— TO DO —
So long as no pictures are carried over, output the records below exactly.

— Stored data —
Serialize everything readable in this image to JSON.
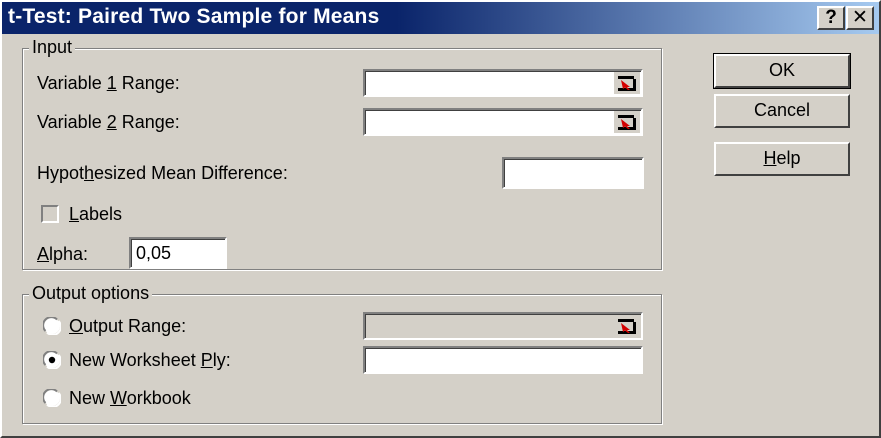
{
  "window": {
    "title": "t-Test: Paired Two Sample for Means",
    "help_glyph": "?",
    "close_glyph": "✕"
  },
  "input_group": {
    "legend": "Input",
    "var1": {
      "pre": "Variable ",
      "key": "1",
      "post": " Range:",
      "value": ""
    },
    "var2": {
      "pre": "Variable ",
      "key": "2",
      "post": " Range:",
      "value": ""
    },
    "hypo": {
      "pre": "Hypot",
      "key": "h",
      "post": "esized Mean Difference:",
      "value": ""
    },
    "labels": {
      "key": "L",
      "post": "abels",
      "checked": false
    },
    "alpha": {
      "key": "A",
      "post": "lpha:",
      "value": "0,05"
    }
  },
  "output_group": {
    "legend": "Output options",
    "output_range": {
      "key": "O",
      "post": "utput Range:",
      "selected": false,
      "value": ""
    },
    "new_worksheet": {
      "pre": "New Worksheet ",
      "key": "P",
      "post": "ly:",
      "selected": true,
      "value": ""
    },
    "new_workbook": {
      "pre": "New ",
      "key": "W",
      "post": "orkbook",
      "selected": false
    }
  },
  "buttons": {
    "ok": "OK",
    "cancel": "Cancel",
    "help": {
      "key": "H",
      "post": "elp"
    }
  },
  "icons": {
    "range_selector": "collapse-dialog-icon",
    "radio_off": "radio-unselected-icon",
    "radio_on": "radio-selected-icon"
  }
}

— TASK SOLUTION —
Serialize everything readable in this image to JSON.
{
  "window": {
    "title": "t-Test: Paired Two Sample for Means",
    "help_glyph": "?",
    "close_glyph": "✕"
  },
  "input_group": {
    "legend": "Input",
    "var1": {
      "pre": "Variable ",
      "key": "1",
      "post": " Range:",
      "value": ""
    },
    "var2": {
      "pre": "Variable ",
      "key": "2",
      "post": " Range:",
      "value": ""
    },
    "hypo": {
      "pre": "Hypot",
      "key": "h",
      "post": "esized Mean Difference:",
      "value": ""
    },
    "labels": {
      "key": "L",
      "post": "abels",
      "checked": false
    },
    "alpha": {
      "key": "A",
      "post": "lpha:",
      "value": "0,05"
    }
  },
  "output_group": {
    "legend": "Output options",
    "output_range": {
      "key": "O",
      "post": "utput Range:",
      "selected": false,
      "value": ""
    },
    "new_worksheet": {
      "pre": "New Worksheet ",
      "key": "P",
      "post": "ly:",
      "selected": true,
      "value": ""
    },
    "new_workbook": {
      "pre": "New ",
      "key": "W",
      "post": "orkbook",
      "selected": false
    }
  },
  "buttons": {
    "ok": "OK",
    "cancel": "Cancel",
    "help": {
      "key": "H",
      "post": "elp"
    }
  },
  "icons": {
    "range_selector": "collapse-dialog-icon",
    "radio_off": "radio-unselected-icon",
    "radio_on": "radio-selected-icon"
  }
}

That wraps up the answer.